In the area of the Judiciary and Fundamental Rights, progress has varied considerably over the last year. Only Albania and North Macedonia, the two countries that are eagerly waiting to start accession negotiations towards the end of this year, made “good progress.” Serbia and Montenegro, the only countries where negotiations are on-going, made no respectively limited progress in this area.
Kosovo, a potential candidate country, made “some progress” but not Bosnia and Herzegovina, another potential candidate. In Turkey, which have been negotiating on accession for years, there has been “serious backsliding” since the failed coup attempt in 2016.
The situation is even worse in all countries as regards the fight against corruption and respect of freedom of expression. The Western Balkans and Turkey continue to show “widespread corruption” and no or limited progress when it comes to freedom of expression.
The candidate countries continue also to be stuck in the rivalries of the past and unsolved bilateral issues. After having solved the name issue with Greece, which for years held back the start of enlargement negotiations for North Macedonia, the country is now facing another dispute with its neighbour Bulgaria on language and history.
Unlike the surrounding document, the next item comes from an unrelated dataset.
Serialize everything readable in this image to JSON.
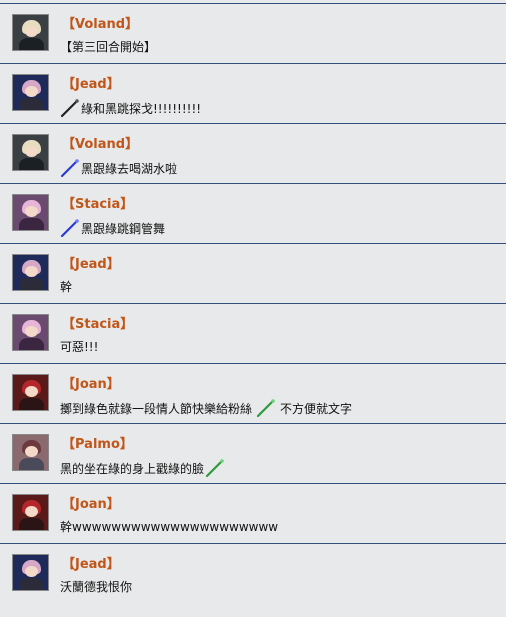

Good neighbourly relations and regional cooperation remain essential elements of the enlargement process, says the Commission. “We encourage both sides to redouble their efforts to find a solution to the pending issues.” It is up to North Macedonia and Bulgaria to engage directly – the Commission will not facilitate the dialogue for them as it is doing between Serbia and Kosovo.
The draft negotiating frameworks for Albania and North Macedonia were presented by the Commission to the Council in the beginning of July but the frameworks have not been made public. The discussions in the Council on the frameworks are ongoing and the spokesperson declined to comment on them.
After the frameworks have been adopted by the Council, the first intergovernmental conferences (IGC) will be convened to signal the formal launch of the enlargement negotiations. Commissioner Várhelyi was hopeful that such a conference will be held before the end of the German EU presidency this year.
Bosnia and Herzegovina is more distant from EU membership than any other country in the Western Balkans. It exited the Balkan war in the 90-ies, when it suffered from ethnic cleansing and war crimes, with an extremely complicated governance system based on the Dayton Accords, which makes it ungovernable and preserves the wounds of the past.
According to the Commission, the country needs to address 14 key priorities to progress on its EU accession path, the most urgent one being electoral reform. Without mentioning the Dayton Accords, the Commission writes that Bosnia and Herzegovina needs to fundamentally improve its legislative and institutional framework and bring it up to European standards.
With Turkey, enlargement negotiations have effectively come to a standstill and no further chapters are considered for opening or closing. Because of the current tension with Turkey on its activities in the Eastern Mediterranean, the European Council decided in the beginning of October to launch a “positive political EU-Turkey agenda” with high-level dialogues in a separate track from enlargement.
The Brussels Times